As the years go by, I find that email becomes less and less of a useful tool for me, and I’m not alone. While it’s true that we all still use email at work, we’ve also moved many of those conversations that once took place in email to other platforms. From texting to Gchat to Facebook Messenger to SnapChat, the way we’re communicating is changing every day. With many of our conversations moving to social platforms and mobile phones, we’ve changed the way we work, engage and search for jobs. Our conversations are more of an interactive experience than an exchange of monologues, our attention spans have been shortened and we’ve come to expect that the information we need will be right at our fingertips.
Why Don’t Recruiting Emails to Candidates Work?
Of course, each platform has its benefits and drawbacks. For instance, most of us will never use SnapChat for serious business conversations or Facebook Messenger to ask the CEO a question. This means that while many of our conversations are happening outside our inboxes, email will still be a viable communication resource in the future. The problem is that in it’s current state, email isn’t effective in recruiting and hiring.
Recruiting emails to candidates don’t work for a lot reasons. Moving forward, our email communications must reflect the way our candidates are communicating in the other parts of their lives. Take a look at these five tips for improving your response rate and engagement level with email.
Keep it simple

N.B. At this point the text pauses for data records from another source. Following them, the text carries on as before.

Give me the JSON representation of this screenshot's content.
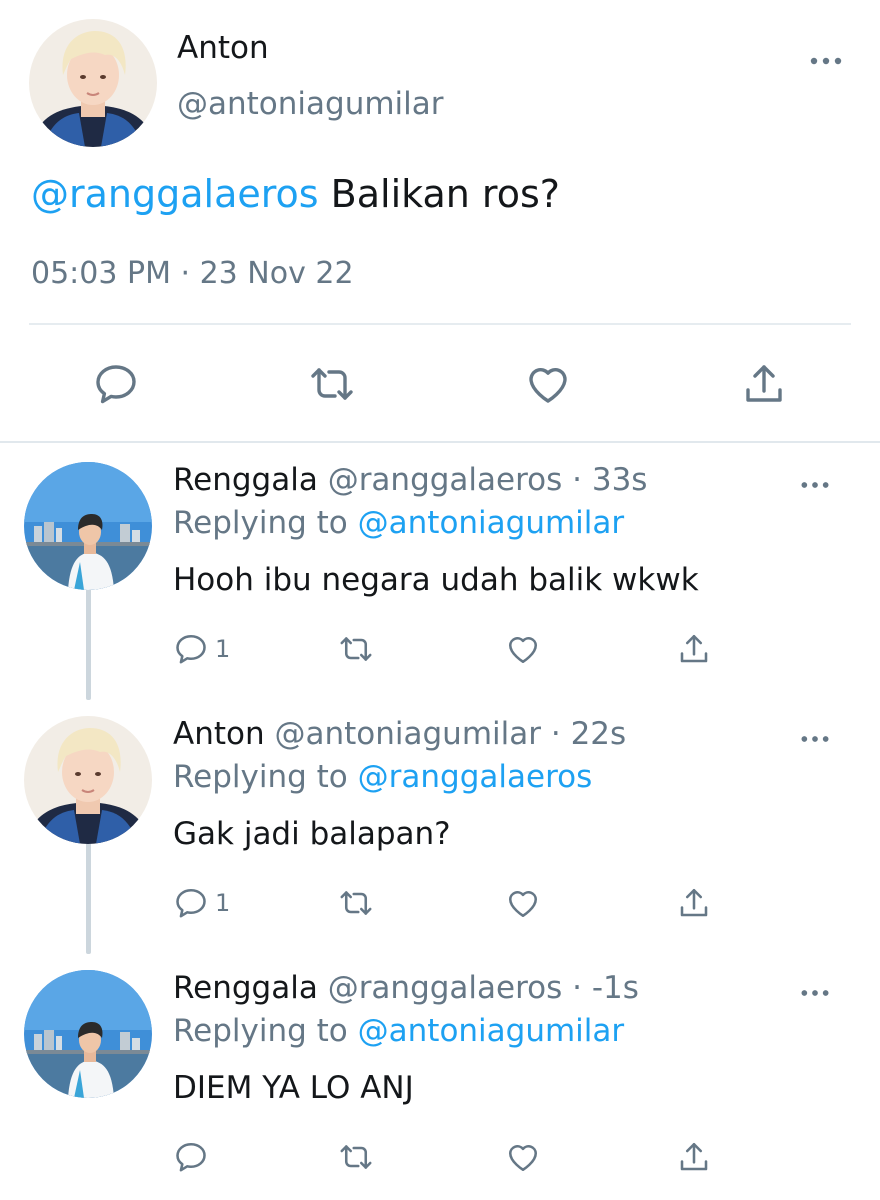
{
  "main_tweet": {
    "author_name": "Anton",
    "author_handle": "@antoniagumilar",
    "mention": "@ranggalaeros",
    "text": " Balikan ros?",
    "timestamp": "05:03 PM · 23 Nov 22",
    "actions": [
      "reply-icon",
      "retweet-icon",
      "like-icon",
      "share-icon"
    ]
  },
  "replies": [
    {
      "author_name": "Renggala",
      "author_handle": "@ranggalaeros",
      "time": "· 33s",
      "replying_label": "Replying to",
      "replying_handle": "@antoniagumilar",
      "text": "Hooh ibu negara udah balik wkwk",
      "reply_count": "1"
    },
    {
      "author_name": "Anton",
      "author_handle": "@antoniagumilar",
      "time": "· 22s",
      "replying_label": "Replying to",
      "replying_handle": "@ranggalaeros",
      "text": "Gak jadi balapan?",
      "reply_count": "1"
    },
    {
      "author_name": "Renggala",
      "author_handle": "@ranggalaeros",
      "time": "· -1s",
      "replying_label": "Replying to",
      "replying_handle": "@antoniagumilar",
      "text": "DIEM YA LO ANJ",
      "reply_count": ""
    }
  ],
  "colors": {
    "link": "#1da1f2",
    "muted": "#657786",
    "text": "#14171a",
    "divider": "#e1e8ed",
    "thread_line": "#ccd6dd"
  }
}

A long, drawn-out email won’t do anymore. People don’t have the time or attention span to read a five-paragraph message, so keep your email short, sweet and to the point. You can expound upon your points later and create an interactive conversation.
Spell things out
People are mobile, so draft your message accordingly and spell things out. Give them what they need right there in the email. For instance, write out location addresses of where your candidates are traveling to in the email rather than linking to a map so they can copy the address into their Google or Apple maps for directions and routing. Think of how you use your mobile phone and use that to guide your decisions.
Use your real email address
No one likes being asked to interview, only to later receive a generic thank you email that says it’s from “do not reply.” People like connecting with people, so use your actual, real email address as a test for 60 days. I guarantee it’s not as time consuming as you might think and will lead to better results.
Do your research
When you’re sending a candidate interest email, do your research and customize the email uniquely to the person. They are more likely to respond to a custom message that grabs their attention, especially in a job market where the candidate is in the driver’s seat. Don’t sent a blind mass email to 75 candidates and then be frustrated when no one responded to your canned message. Candidates are human beings who want to feel special not like cattle being herded to your job opening.
The reason engineers are leaving LinkedIn is due to the mass messages, de-personalized and spamtastic InMails that are sent to them 5-10 times a day. Do your research not just about the candidate but also work to really understand what the job requirements are. Anyone can do recruiting but being successful at recruiting requires good relationships, moving faster and most importantly doing the work.
Attach links to additional resources and information your candidate or target job seeker might be interested in, but briefly summarize as well since no one wants an email that’s just full of links. You can also make your email stand out by providing them with access to a welcome video or a candidate packet that includes information about work hours, locations and benefit offerings.
There is no magic formula for great emails, but I can tell you that emails are still an effective way to reach job seekers. Job alerts in the job board as well as corporate career sites are an effective candidate and website traffic driver. That’s because these messages are controlled and personalized by the candidate and not the recruiter.